Among the entries below, find the lines with the word "JSON" and return them.

## Data to use
▼

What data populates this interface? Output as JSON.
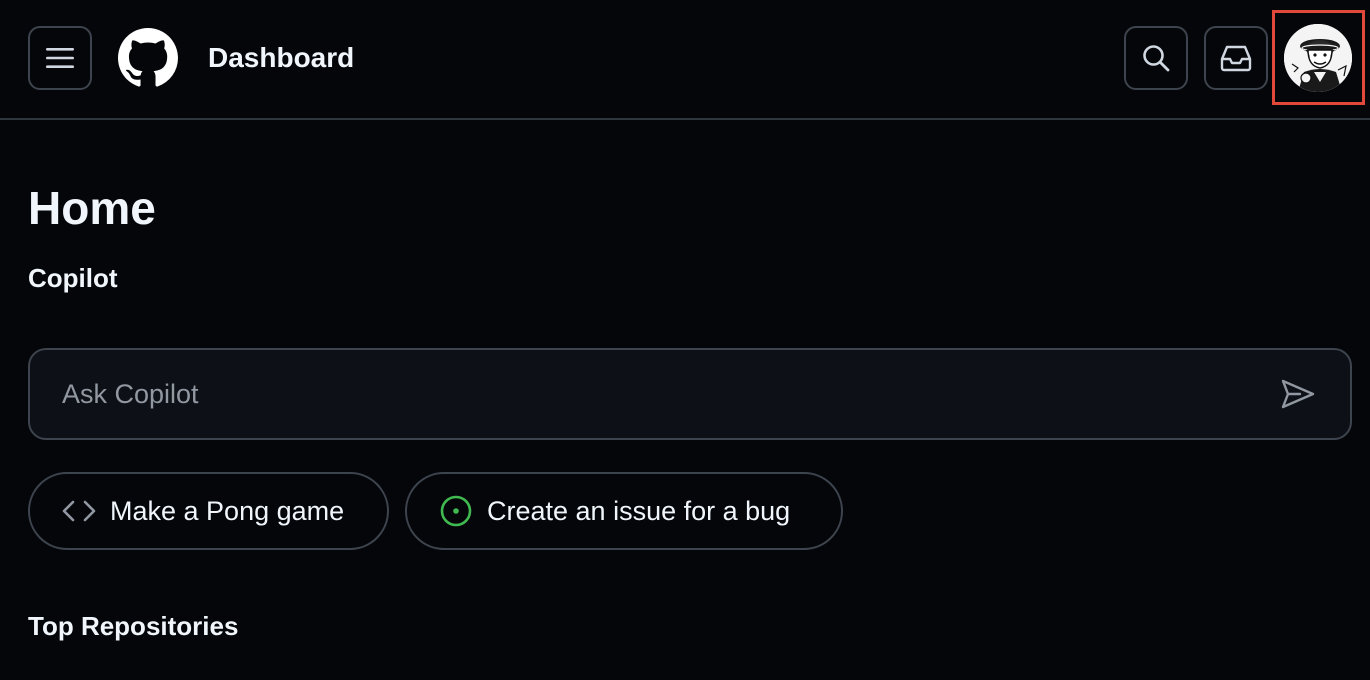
{
  "header": {
    "title": "Dashboard",
    "icons": {
      "menu": "hamburger-menu-icon",
      "logo": "github-logo-icon",
      "search": "search-icon",
      "inbox": "inbox-icon",
      "avatar": "user-avatar"
    }
  },
  "main": {
    "title": "Home",
    "copilot": {
      "label": "Copilot",
      "ask_placeholder": "Ask Copilot",
      "send_icon": "send-icon",
      "suggestions": [
        {
          "label": "Make a Pong game",
          "icon": "code-icon"
        },
        {
          "label": "Create an issue for a bug",
          "icon": "issue-opened-icon"
        }
      ]
    },
    "top_repositories_label": "Top Repositories"
  },
  "colors": {
    "background": "#04060a",
    "border": "#3d444d",
    "input_background": "#0d1117",
    "text": "#f0f6fc",
    "placeholder": "#9198a1",
    "issue_green": "#3fb950",
    "highlight_red": "#e0483a"
  }
}
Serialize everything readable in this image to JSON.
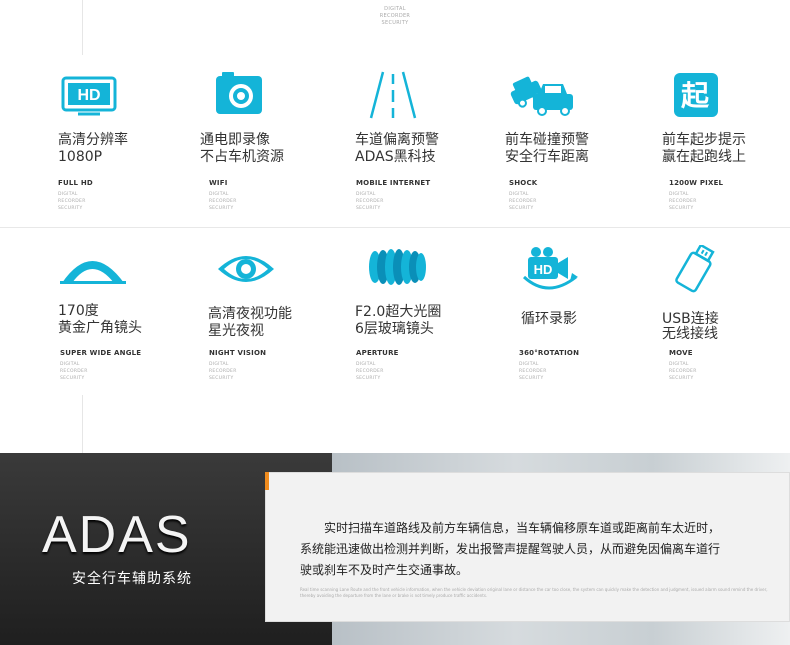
{
  "top_note": [
    "DIGITAL",
    "RECORDER",
    "SECURITY"
  ],
  "mini_caption": [
    "DIGITAL",
    "RECORDER",
    "SECURITY"
  ],
  "colors": {
    "accent": "#14b4d8",
    "accent_dark": "#0a8fb8",
    "adas_bar": "#f08c1e"
  },
  "features_row1": [
    {
      "icon": "hd-monitor-icon",
      "line1": "高清分辨率",
      "line2": "1080P",
      "sub": "FULL HD"
    },
    {
      "icon": "camera-icon",
      "line1": "通电即录像",
      "line2": "不占车机资源",
      "sub": "WIFI"
    },
    {
      "icon": "lane-road-icon",
      "line1": "车道偏离预警",
      "line2": "ADAS黑科技",
      "sub": "MOBILE INTERNET"
    },
    {
      "icon": "car-collision-icon",
      "line1": "前车碰撞预警",
      "line2": "安全行车距离",
      "sub": "SHOCK"
    },
    {
      "icon": "start-character-icon",
      "glyph": "起",
      "line1": "前车起步提示",
      "line2": "赢在起跑线上",
      "sub": "1200W PIXEL"
    }
  ],
  "features_row2": [
    {
      "icon": "wide-angle-lens-icon",
      "line1": "170度",
      "line2": "黄金广角镜头",
      "sub": "SUPER WIDE ANGLE"
    },
    {
      "icon": "eye-icon",
      "line1": "高清夜视功能",
      "line2": "星光夜视",
      "sub": "NIGHT VISION"
    },
    {
      "icon": "glass-lens-stack-icon",
      "line1": "F2.0超大光圈",
      "line2": "6层玻璃镜头",
      "sub": "APERTURE"
    },
    {
      "icon": "hd-recording-loop-icon",
      "line1": "循环录影",
      "line2": "",
      "sub": "360°ROTATION"
    },
    {
      "icon": "usb-stick-icon",
      "line1": "USB连接",
      "line2": "无线接线",
      "sub": "MOVE"
    }
  ],
  "adas": {
    "logo": "ADAS",
    "subtitle": "安全行车辅助系统",
    "desc_lines": [
      "实时扫描车道路线及前方车辆信息，当车辆偏移原车道或距离前车太近时，",
      "系统能迅速做出检测并判断，发出报警声提醒驾驶人员，从而避免因偏离车道行",
      "驶或刹车不及时产生交通事故。"
    ],
    "fine_print": "Real time scanning Lane Route and the front vehicle information, when the vehicle deviation original lane or distance the car too close, the system can quickly make the detection and judgment, issued alarm sound remind the driver, thereby avoiding the departure from the lane or brake is not timely produce traffic accidents."
  }
}
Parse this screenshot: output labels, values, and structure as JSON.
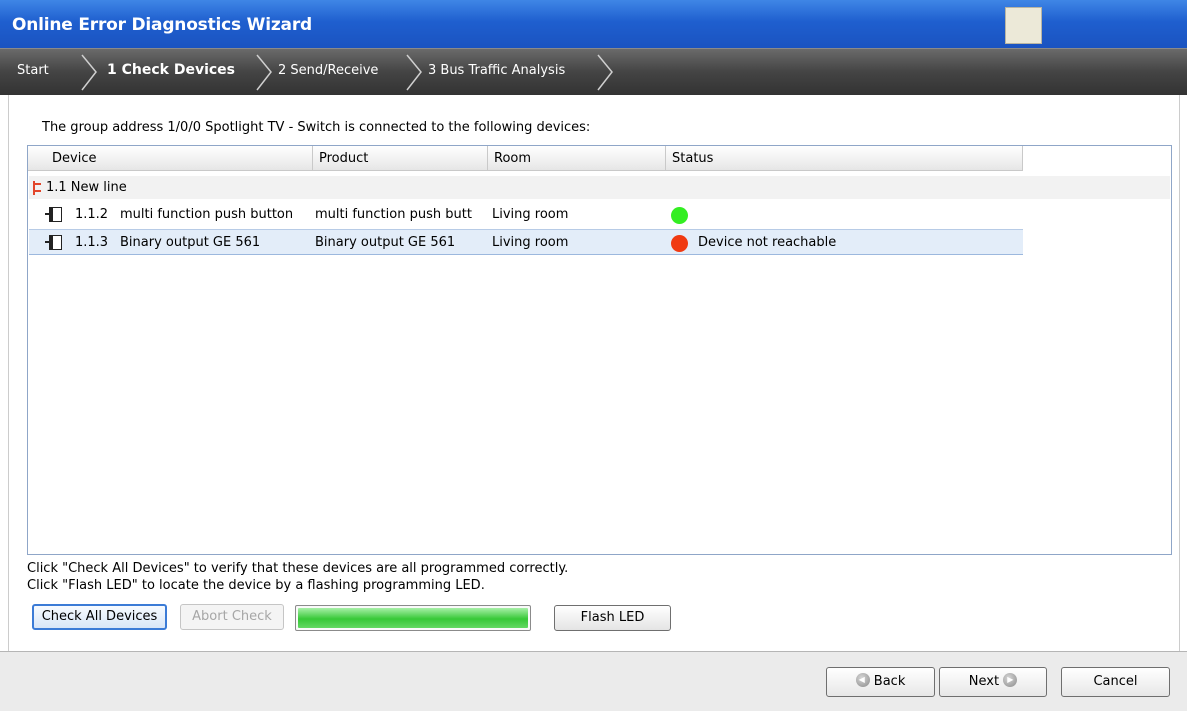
{
  "window": {
    "title": "Online Error Diagnostics Wizard"
  },
  "steps": [
    {
      "label": "Start"
    },
    {
      "label": "1 Check Devices"
    },
    {
      "label": "2 Send/Receive"
    },
    {
      "label": "3 Bus Traffic Analysis"
    }
  ],
  "intro": "The group address 1/0/0 Spotlight TV - Switch is connected to the following devices:",
  "table": {
    "columns": [
      "Device",
      "Product",
      "Room",
      "Status"
    ],
    "group": {
      "label": "1.1 New line"
    },
    "rows": [
      {
        "address": "1.1.2",
        "device": "multi function push button",
        "product": "multi function push butt",
        "room": "Living room",
        "status_text": "",
        "status_color": "#33ee22"
      },
      {
        "address": "1.1.3",
        "device": "Binary output GE 561",
        "product": "Binary output GE 561",
        "room": "Living room",
        "status_text": "Device not reachable",
        "status_color": "#f03a12"
      }
    ]
  },
  "help": {
    "line1": "Click \"Check All Devices\" to verify that these devices are all programmed correctly.",
    "line2": "Click \"Flash LED\" to locate the device by a flashing programming LED."
  },
  "buttons": {
    "check_all": "Check All Devices",
    "abort": "Abort Check",
    "flash": "Flash LED",
    "back": "Back",
    "next": "Next",
    "cancel": "Cancel"
  },
  "progress": {
    "value": 1.0
  }
}
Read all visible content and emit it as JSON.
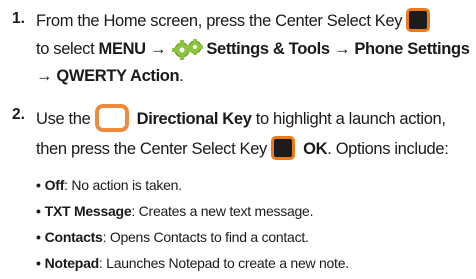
{
  "colors": {
    "key_border": "#ee7a1c",
    "key_fill": "#1c1c1c",
    "text": "#1a1a1a"
  },
  "icons": [
    "center-select-key-icon",
    "settings-tools-gear-icon",
    "directional-key-icon"
  ],
  "step1": {
    "number": "1.",
    "line1_text": "From the Home screen, press the Center Select Key",
    "line2_pre": "to select ",
    "menu": "MENU",
    "arrow1": " → ",
    "settings_tools": "Settings & Tools",
    "arrow2": " → ",
    "phone_settings": "Phone Settings",
    "line3_arrow": "→ ",
    "qwerty_action": "QWERTY Action",
    "line3_end": "."
  },
  "step2": {
    "number": "2.",
    "line1_pre": "Use the ",
    "directional_key": "Directional Key",
    "line1_post": " to highlight a launch action,",
    "line2_pre": "then press the Center Select Key ",
    "ok": "OK",
    "line2_post": ". Options include:"
  },
  "options": [
    {
      "name": "Off",
      "desc": ": No action is taken."
    },
    {
      "name": "TXT Message",
      "desc": ": Creates a new text message."
    },
    {
      "name": "Contacts",
      "desc": ": Opens Contacts to find a contact."
    },
    {
      "name": "Notepad",
      "desc": ": Launches Notepad to create a new note."
    }
  ],
  "bullet_char": "•"
}
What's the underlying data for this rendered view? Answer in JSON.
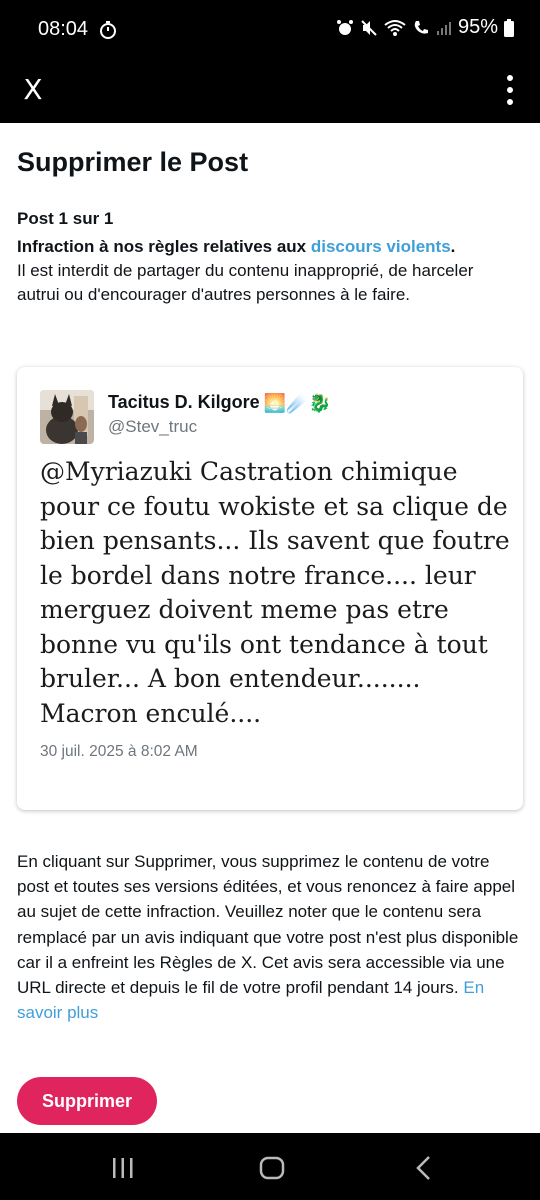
{
  "status_bar": {
    "time": "08:04",
    "battery": "95%"
  },
  "app_bar": {
    "close_label": "X"
  },
  "page": {
    "title": "Supprimer le Post",
    "post_count": "Post 1 sur 1",
    "violation_prefix": "Infraction à nos règles relatives aux ",
    "violation_link": "discours violents",
    "violation_suffix": ".",
    "violation_description": "Il est interdit de partager du contenu inapproprié, de harceler autrui ou d'encourager d'autres personnes à le faire."
  },
  "post": {
    "author_name": "Tacitus D. Kilgore",
    "author_emoji": "🌅☄️🐉",
    "author_handle": "@Stev_truc",
    "text": "@Myriazuki Castration chimique pour ce foutu wokiste et sa clique de bien pensants... Ils savent que foutre le bordel dans notre france.... leur merguez doivent meme pas etre bonne vu qu'ils ont tendance à tout bruler... A bon entendeur........ Macron enculé....",
    "date": "30 juil. 2025 à 8:02 AM"
  },
  "notice": {
    "text": "En cliquant sur Supprimer, vous supprimez le contenu de votre post et toutes ses versions éditées, et vous renoncez à faire appel au sujet de cette infraction. Veuillez noter que le contenu sera remplacé par un avis indiquant que votre post n'est plus disponible car il a enfreint les Règles de X. Cet avis sera accessible via une URL directe et depuis le fil de votre profil pendant 14 jours.",
    "link": "En savoir plus"
  },
  "actions": {
    "delete_label": "Supprimer"
  },
  "colors": {
    "link": "#3f9fd8",
    "delete_button": "#e0245e"
  }
}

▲

## Answer to this task
What data populates this interface? Output as JSON.
Serialize everything readable in this image to JSON.
Parse this screenshot: output labels, values, and structure as JSON.
Read all visible content and emit it as JSON.
What's the underlying data for this rendered view? Answer in JSON.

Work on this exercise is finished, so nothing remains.